And we were surrounded by friends who were just as young, almost all of whom are still important parts of our lives:
And of course by family, many of whom are gone now:
Emily and I were talking yesterday about why Catholic wedding ceremonies are supposed to take place inside a church. I’ve been to some lovely outdoor weddings but as I sat this morning at Mass I was thinking how grateful I was that I still attend church every Sunday in the building where my parents were married, where I was baptized, were we were married, where four of our kids were baptized and two have been confirmed. That’s a blessing.
We haven’t decided yet exactly how we will celebrate on Tuesday. There probably won’t be dancing:
But there may be cake!
Linking up today with House Unseen, Life Unscripted’s awesome 2013 in 13 Photos!
Photo 1: January. Immaculate Conception Church. I take a picture every Sunday and sign in on FourSquare. I’m the Mayor!
Photo 2: February. John’s birthday cake. My own secret recipe, and symbolic of the many cakes I bake at that time of year . . . which is coming right up!
Photo 3: March. Cinnamon rolls for Easter, a lifelong tradition.
Photo 3: April. Lorelei’s First Communion, and the beginning of the craziness that was April and May.
Photo 5: May. Emily’s graduation from Spring Hill College, which was preceded by Teddy’s from high school.
Photo 6: June. John’s 25th Reunion, and a fun weekend away alone for us.
Photo 7: July. Zinnias in my garden. It was my first year back to serious gardening in a long time and I loved it.
Photo 8: August. Dropping Teddy off at Notre Dame.
Photo 9: September. The beginning of our relationship with our spider friend.
Photo 10: October. Lorelei at Dollywood. We had a lot of fun there this year with our season passes.
Photo 11: November. Obligatory cute cat picture. Mr. Kimutis and Mace engage in some brotherly love.
Photo 12: December. Lorelei bonds with her cousin Sophie. We had a wonderful time seeing Sophie again and meeting her four little sisters.
Photo 13: Merry Christmas.
It’s New Years Day and y’all know what that means, right? Black-eyed peas and greens, at least for us Southerners.
As long as I can remember, my mother forced us to eat at least one bite of black-eyed peas each New Years Day, “For luck,” she said. Later I learned that greens are also required, if you want to make money in the new year. And who doesn’t want that, right?
Luckily in this house a majority (read: everyone but the little people) like either the peas, the greens, or both.
I’d never realized until this year that this tradition is strictly a Southern one. I looked up its origin this afternoon while I was cooking and learned that it started post-Civil War, when supposedly those affected by Sherman’s March to the Sea were left with precious little to eat except for the black-eyed peas which the Union soldiers (who called them “cow peas”) assumed were only good for fodder for the Southerners’ long-gone cattle.

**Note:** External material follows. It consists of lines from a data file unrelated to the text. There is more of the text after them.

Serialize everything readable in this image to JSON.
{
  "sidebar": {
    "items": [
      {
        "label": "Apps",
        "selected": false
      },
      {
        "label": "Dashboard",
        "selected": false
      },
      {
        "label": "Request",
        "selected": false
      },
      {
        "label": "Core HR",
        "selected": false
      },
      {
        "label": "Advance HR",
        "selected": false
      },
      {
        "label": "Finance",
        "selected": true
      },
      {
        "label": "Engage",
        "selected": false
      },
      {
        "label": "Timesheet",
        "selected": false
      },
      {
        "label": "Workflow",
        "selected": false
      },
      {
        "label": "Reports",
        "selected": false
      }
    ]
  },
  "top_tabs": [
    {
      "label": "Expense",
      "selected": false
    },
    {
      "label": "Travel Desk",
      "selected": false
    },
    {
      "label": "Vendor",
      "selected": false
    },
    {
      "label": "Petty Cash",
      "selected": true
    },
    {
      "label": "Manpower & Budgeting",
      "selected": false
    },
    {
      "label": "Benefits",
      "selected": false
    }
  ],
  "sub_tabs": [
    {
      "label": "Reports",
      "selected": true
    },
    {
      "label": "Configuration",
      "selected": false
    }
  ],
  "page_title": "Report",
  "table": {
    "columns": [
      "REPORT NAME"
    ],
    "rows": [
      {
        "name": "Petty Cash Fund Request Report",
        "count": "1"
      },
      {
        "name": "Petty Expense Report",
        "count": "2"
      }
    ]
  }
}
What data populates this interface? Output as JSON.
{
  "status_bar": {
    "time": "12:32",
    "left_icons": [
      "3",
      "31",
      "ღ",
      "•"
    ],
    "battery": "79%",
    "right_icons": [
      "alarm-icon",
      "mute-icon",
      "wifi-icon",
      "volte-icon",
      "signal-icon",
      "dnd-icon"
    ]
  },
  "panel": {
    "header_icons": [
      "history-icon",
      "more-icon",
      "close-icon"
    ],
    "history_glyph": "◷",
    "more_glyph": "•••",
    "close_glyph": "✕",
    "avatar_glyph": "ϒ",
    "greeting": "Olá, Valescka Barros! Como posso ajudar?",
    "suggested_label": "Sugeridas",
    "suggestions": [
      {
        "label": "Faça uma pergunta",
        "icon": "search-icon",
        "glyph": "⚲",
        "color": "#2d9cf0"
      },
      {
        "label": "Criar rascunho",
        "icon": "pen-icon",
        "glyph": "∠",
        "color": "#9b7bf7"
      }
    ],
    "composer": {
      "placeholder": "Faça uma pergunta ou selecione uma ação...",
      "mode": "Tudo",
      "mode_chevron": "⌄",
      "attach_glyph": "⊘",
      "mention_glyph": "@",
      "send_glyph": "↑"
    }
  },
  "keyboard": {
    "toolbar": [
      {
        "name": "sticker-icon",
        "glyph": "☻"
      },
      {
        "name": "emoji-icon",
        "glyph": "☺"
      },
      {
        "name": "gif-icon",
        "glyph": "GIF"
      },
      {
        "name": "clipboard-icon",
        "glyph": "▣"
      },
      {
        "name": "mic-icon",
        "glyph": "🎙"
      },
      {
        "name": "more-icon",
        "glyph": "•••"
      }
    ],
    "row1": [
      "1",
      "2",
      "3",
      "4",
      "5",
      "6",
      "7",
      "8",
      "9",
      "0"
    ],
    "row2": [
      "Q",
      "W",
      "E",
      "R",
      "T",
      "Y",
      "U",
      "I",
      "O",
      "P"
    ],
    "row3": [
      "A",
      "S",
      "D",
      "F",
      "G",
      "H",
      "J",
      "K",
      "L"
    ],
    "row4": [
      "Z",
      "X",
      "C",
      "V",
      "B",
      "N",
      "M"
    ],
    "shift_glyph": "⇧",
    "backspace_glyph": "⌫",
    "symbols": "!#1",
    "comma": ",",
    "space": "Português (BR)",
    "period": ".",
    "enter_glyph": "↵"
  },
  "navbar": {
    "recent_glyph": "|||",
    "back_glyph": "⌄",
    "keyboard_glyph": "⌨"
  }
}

The erstwhile Confederates grew strong again on this minimalist yet healthy diet, and the foods eventually morphed from a generic “new beginnings” meal to one symbolizing future luck and prosperity.
As I perhaps have mentioned, I am an English major so I found additional meaning in today’s meal.
Just look at these collard greens, y’all.
I don’t know if you can tell but that’s a LOT of greens. (And for only .99 at Kroger, too!) It’s three enormous bunches which were too big for the plastic produce bag and took up the entire bottom shelf of my refrigerator. It probably took me an hour to wash and rip them up so I could cook them. The picture of them in the pan? That was less than half of them.
Yet after ten minutes cooking, we were left with this:
Yes, that’s what they boiled down to. So that’s the source of that saying! I thought, cleverly, to myself.
But I also really did think, and announce to my husband, that I am going to try to apply the lesson of the greens to any situations (I won’t say problems yet) that arise this year. Whatever big tangled things I have to deal with, I’m going to envision them as a big mess of greens that haven’t been cooked yet. I’m going to know in advance that really there’s just a little kernel at the heart of whatever it is that I really have to deal with. Before I get all worked up and confused and overwhelmed, I’m going to think about what it all boils down to.